Data for review ::

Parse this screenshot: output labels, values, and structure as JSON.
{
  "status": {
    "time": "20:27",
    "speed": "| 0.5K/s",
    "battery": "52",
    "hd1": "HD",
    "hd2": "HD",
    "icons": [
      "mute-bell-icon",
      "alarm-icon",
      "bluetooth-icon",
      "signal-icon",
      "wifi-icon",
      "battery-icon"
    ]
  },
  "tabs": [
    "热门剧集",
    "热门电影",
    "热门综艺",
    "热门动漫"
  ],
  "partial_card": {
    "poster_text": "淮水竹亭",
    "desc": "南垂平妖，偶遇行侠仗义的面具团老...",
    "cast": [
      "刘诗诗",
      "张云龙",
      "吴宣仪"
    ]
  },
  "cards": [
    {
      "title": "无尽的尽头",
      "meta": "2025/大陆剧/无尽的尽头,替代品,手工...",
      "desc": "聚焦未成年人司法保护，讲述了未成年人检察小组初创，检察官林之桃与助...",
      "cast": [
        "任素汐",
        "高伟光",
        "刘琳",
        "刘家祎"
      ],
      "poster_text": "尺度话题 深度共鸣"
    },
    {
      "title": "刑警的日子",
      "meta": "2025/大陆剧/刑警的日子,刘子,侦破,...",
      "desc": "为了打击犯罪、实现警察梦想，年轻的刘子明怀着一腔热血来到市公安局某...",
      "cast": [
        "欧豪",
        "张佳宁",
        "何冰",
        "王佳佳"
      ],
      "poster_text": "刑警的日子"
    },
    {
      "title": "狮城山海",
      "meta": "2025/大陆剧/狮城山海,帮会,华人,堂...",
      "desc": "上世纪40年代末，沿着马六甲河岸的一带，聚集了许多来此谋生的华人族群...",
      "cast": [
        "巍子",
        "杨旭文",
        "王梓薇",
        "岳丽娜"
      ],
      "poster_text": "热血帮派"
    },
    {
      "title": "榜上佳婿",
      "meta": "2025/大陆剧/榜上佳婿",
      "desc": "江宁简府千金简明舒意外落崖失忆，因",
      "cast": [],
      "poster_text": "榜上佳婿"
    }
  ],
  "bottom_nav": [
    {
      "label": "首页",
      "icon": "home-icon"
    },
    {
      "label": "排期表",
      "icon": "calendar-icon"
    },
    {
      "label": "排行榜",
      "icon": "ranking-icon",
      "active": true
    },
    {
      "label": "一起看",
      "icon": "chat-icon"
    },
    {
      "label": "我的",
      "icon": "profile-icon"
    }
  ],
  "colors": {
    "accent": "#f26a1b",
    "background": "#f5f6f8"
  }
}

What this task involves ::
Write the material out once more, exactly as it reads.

Completed exercise ::
Parse this screenshot: output labels, values, and structure as JSON.
{
  "status": {
    "time": "20:27",
    "speed": "| 0.5K/s",
    "battery": "52",
    "hd1": "HD",
    "hd2": "HD",
    "icons": [
      "mute-bell-icon",
      "alarm-icon",
      "bluetooth-icon",
      "signal-icon",
      "wifi-icon",
      "battery-icon"
    ]
  },
  "tabs": [
    "热门剧集",
    "热门电影",
    "热门综艺",
    "热门动漫"
  ],
  "partial_card": {
    "poster_text": "淮水竹亭",
    "desc": "南垂平妖，偶遇行侠仗义的面具团老...",
    "cast": [
      "刘诗诗",
      "张云龙",
      "吴宣仪"
    ]
  },
  "cards": [
    {
      "title": "无尽的尽头",
      "meta": "2025/大陆剧/无尽的尽头,替代品,手工...",
      "desc": "聚焦未成年人司法保护，讲述了未成年人检察小组初创，检察官林之桃与助...",
      "cast": [
        "任素汐",
        "高伟光",
        "刘琳",
        "刘家祎"
      ],
      "poster_text": "尺度话题 深度共鸣"
    },
    {
      "title": "刑警的日子",
      "meta": "2025/大陆剧/刑警的日子,刘子,侦破,...",
      "desc": "为了打击犯罪、实现警察梦想，年轻的刘子明怀着一腔热血来到市公安局某...",
      "cast": [
        "欧豪",
        "张佳宁",
        "何冰",
        "王佳佳"
      ],
      "poster_text": "刑警的日子"
    },
    {
      "title": "狮城山海",
      "meta": "2025/大陆剧/狮城山海,帮会,华人,堂...",
      "desc": "上世纪40年代末，沿着马六甲河岸的一带，聚集了许多来此谋生的华人族群...",
      "cast": [
        "巍子",
        "杨旭文",
        "王梓薇",
        "岳丽娜"
      ],
      "poster_text": "热血帮派"
    },
    {
      "title": "榜上佳婿",
      "meta": "2025/大陆剧/榜上佳婿",
      "desc": "江宁简府千金简明舒意外落崖失忆，因",
      "cast": [],
      "poster_text": "榜上佳婿"
    }
  ],
  "bottom_nav": [
    {
      "label": "首页",
      "icon": "home-icon"
    },
    {
      "label": "排期表",
      "icon": "calendar-icon"
    },
    {
      "label": "排行榜",
      "icon": "ranking-icon",
      "active": true
    },
    {
      "label": "一起看",
      "icon": "chat-icon"
    },
    {
      "label": "我的",
      "icon": "profile-icon"
    }
  ],
  "colors": {
    "accent": "#f26a1b",
    "background": "#f5f6f8"
  }
}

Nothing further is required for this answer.